The bread shown in my photo is a dough at about 72% hydration. Flour (at a bakers percentage of 100%) is 85% commercial (unbleached) bread flour and 15% whole wheat flour. It uses a sourdough starter. The dough is significantly firmer than the classic NYT formula.

BadRabbit's picture
BadRabbit

It's also important that if you use an enameled dutch oven (e.g. Le Creuset) that you get it extremely clean before putting it in the oven at high temps. If it has anything on the exterior, it will permanently stain.


I learned this the hard way. My Le Creuset stays on top of my stove at all times and so it occasionally may get hit with a stay splatter of oil or sauce. I wiped it off before using it for bread but apparently did not get it fully cleaned because now the outside is polka dotted with stains.

mikeinnyc's picture
mikeinnyc

Does anyone have a preference? is there a notable difference in the results from one to the other? I have a cast iron pot but am considering getting a clay baker as well. Thanks

Zenith's picture
Zenith

I have used cast iron (not enameled but well seasoned), a Romertopf (unglazed clay) and a La Cloche (finer clay and maybe glazed, don't know).  Both the cast iron and La Cloche were preheated before baking, but the Romertopf instructions said to use it in a cold oven after soaking it in water.  Of all methods, the preheated La Cloche gave the best results when using the same recipe in each -- huge oven spring, lovely crisp crust and dependably cooked all the way to the bottom without any burning.  I recommend it highly.

Islandlakebaker's picture
Islandlakebaker

Like Zenith, I have the most wonderful results with my La Cloche. It is unglazed and I never presoak, preheat yes, always.

I bought two longs and am going to buy two of the rounds shorthy. I believe it has made my baking way more consistant and consistantly with terrific results.

Have used cast iron and from the previous threads, I did not use correctly by adding in the coarse ground corm meal and burned my bread.

I am just one of those that when I find something that works for me I tend to stick with it.

Greg

Janknitz's picture
Janknitz

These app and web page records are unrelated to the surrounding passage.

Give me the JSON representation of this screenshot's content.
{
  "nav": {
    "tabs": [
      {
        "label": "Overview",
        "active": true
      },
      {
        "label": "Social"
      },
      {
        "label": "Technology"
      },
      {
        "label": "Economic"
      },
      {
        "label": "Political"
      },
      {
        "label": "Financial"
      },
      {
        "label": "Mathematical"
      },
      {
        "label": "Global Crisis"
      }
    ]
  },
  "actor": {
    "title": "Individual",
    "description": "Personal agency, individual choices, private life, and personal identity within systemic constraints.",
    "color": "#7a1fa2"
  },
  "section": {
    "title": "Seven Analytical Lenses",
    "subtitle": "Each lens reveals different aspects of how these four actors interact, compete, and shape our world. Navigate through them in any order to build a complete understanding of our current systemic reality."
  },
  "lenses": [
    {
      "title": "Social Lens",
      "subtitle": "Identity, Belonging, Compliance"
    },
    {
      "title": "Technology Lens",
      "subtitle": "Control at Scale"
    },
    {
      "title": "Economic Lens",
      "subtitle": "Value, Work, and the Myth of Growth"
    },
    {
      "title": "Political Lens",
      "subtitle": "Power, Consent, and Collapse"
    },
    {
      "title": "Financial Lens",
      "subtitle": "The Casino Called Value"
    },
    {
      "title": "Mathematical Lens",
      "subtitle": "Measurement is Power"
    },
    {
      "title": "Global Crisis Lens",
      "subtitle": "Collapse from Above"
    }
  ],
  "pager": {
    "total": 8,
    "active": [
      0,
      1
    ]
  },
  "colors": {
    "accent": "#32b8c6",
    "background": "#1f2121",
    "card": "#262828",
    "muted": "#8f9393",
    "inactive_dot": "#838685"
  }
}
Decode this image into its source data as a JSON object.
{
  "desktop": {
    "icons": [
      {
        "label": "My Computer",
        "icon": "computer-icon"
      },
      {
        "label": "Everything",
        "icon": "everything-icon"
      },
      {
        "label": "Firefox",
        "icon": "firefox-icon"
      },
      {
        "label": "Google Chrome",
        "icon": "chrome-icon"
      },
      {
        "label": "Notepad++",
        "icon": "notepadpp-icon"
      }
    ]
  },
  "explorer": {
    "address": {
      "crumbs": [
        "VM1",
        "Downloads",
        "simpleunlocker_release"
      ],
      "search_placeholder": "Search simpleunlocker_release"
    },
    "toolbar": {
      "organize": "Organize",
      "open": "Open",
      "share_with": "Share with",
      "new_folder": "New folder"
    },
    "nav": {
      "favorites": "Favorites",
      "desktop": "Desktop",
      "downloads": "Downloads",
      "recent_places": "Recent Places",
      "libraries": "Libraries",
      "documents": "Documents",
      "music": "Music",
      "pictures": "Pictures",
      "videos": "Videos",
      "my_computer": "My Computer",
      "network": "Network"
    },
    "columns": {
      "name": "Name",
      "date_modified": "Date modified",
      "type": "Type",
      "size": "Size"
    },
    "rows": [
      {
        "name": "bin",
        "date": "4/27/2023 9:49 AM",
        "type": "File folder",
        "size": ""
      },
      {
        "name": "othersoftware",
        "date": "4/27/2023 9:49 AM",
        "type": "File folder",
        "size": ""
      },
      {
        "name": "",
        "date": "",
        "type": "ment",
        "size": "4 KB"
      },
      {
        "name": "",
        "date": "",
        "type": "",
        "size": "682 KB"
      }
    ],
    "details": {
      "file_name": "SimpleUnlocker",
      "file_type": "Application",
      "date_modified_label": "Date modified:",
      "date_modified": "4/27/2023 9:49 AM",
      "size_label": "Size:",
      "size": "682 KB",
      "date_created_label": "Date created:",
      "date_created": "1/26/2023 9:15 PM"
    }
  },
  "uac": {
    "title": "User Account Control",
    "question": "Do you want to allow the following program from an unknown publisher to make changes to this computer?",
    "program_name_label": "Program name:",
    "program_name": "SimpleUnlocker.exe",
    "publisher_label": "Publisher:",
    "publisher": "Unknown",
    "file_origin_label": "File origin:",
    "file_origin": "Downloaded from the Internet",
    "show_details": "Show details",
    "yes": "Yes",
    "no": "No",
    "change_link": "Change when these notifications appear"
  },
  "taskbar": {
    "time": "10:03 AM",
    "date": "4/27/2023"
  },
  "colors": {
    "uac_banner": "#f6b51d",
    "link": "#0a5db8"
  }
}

I use a clay baker similar to (but far less epensive than) a La Cloche.  I preheat the lid only, and do my final proofing in the base.  I was skeptical about not preheating the entire baker at first, but it works great.  This gives me consistent, excellent results with amazing oven spring.  And I do not have to try to place my fairly high hydration doughs into a very hot base.